» **The problem**
Filter the listing below down to the lines containing the word "واریز".
The data section start
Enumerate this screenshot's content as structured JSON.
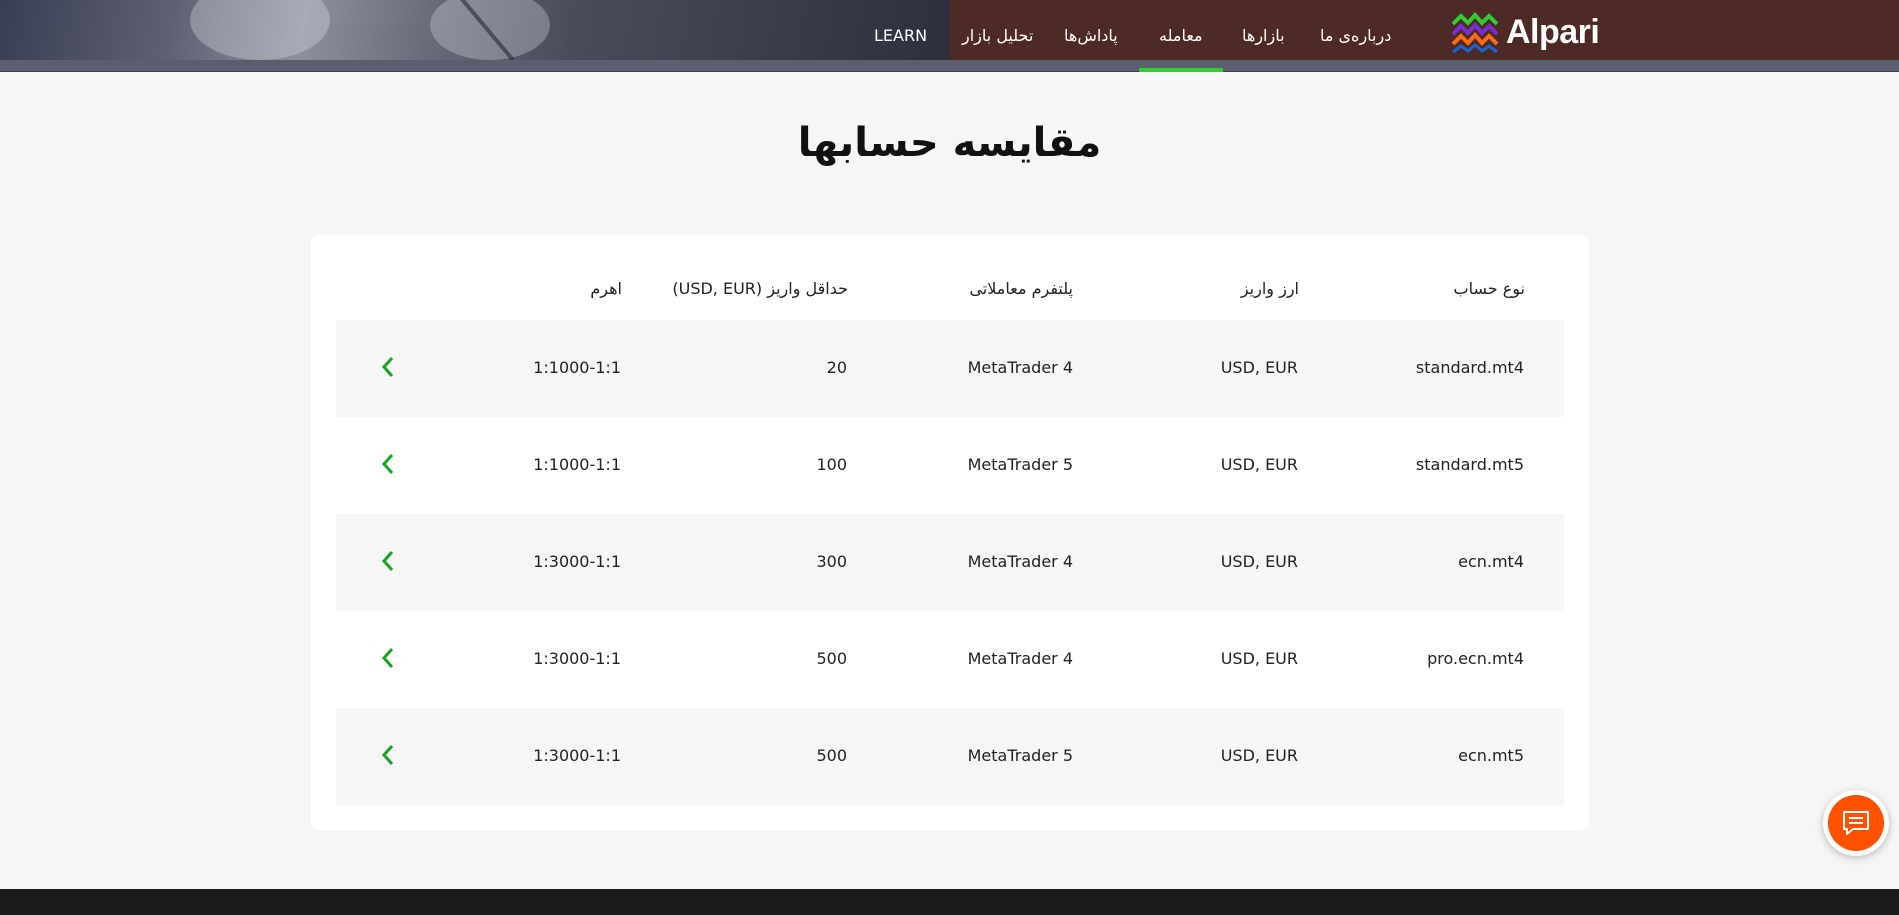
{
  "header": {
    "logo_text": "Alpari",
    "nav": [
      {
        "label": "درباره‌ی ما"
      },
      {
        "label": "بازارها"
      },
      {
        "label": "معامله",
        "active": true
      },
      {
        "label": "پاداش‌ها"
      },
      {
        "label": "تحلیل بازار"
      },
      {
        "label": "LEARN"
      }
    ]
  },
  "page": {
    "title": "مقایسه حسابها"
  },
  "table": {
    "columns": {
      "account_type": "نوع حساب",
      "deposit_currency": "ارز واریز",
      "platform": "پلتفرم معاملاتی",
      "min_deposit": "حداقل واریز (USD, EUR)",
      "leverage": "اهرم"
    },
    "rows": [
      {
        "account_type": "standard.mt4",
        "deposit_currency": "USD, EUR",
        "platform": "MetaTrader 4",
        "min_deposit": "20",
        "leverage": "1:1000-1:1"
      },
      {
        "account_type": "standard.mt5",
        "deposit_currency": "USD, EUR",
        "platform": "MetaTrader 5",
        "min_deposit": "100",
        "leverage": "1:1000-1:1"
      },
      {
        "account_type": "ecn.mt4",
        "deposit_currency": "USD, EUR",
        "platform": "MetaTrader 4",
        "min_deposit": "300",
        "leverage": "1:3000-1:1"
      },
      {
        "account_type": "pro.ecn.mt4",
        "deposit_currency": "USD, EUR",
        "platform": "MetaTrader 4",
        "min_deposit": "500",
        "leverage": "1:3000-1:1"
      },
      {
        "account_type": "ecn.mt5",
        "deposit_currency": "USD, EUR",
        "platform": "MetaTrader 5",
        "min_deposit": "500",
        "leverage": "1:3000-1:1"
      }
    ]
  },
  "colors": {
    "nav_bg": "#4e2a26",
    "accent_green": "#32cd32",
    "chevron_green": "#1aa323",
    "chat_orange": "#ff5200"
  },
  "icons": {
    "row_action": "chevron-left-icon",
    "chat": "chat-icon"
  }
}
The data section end
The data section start
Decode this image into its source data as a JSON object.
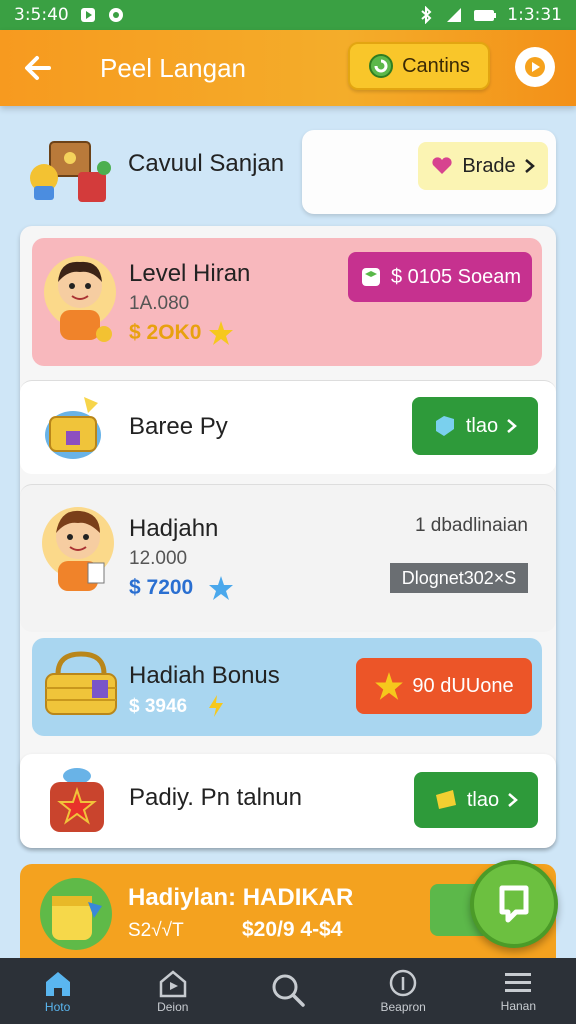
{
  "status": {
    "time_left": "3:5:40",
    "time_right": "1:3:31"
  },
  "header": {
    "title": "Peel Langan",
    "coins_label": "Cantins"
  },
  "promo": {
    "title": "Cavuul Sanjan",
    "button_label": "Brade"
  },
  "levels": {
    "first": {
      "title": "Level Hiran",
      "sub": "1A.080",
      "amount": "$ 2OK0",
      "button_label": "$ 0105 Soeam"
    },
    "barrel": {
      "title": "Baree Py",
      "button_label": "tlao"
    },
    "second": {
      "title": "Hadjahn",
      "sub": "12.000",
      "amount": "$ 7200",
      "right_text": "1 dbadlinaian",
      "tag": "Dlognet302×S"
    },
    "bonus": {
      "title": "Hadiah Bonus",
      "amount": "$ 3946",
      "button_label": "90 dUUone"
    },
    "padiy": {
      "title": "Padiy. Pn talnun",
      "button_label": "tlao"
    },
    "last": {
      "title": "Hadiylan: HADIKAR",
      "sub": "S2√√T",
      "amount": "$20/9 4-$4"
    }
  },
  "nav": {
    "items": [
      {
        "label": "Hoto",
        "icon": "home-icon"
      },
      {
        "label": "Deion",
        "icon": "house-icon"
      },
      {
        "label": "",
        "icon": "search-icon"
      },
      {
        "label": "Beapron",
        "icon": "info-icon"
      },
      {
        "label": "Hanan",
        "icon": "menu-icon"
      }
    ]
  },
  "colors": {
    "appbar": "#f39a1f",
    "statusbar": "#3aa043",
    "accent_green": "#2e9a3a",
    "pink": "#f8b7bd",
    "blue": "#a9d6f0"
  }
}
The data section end
» **Response box**
      "deposit_currency": "ارز واریز",
      "min_deposit": "حداقل واریز (USD, EUR)",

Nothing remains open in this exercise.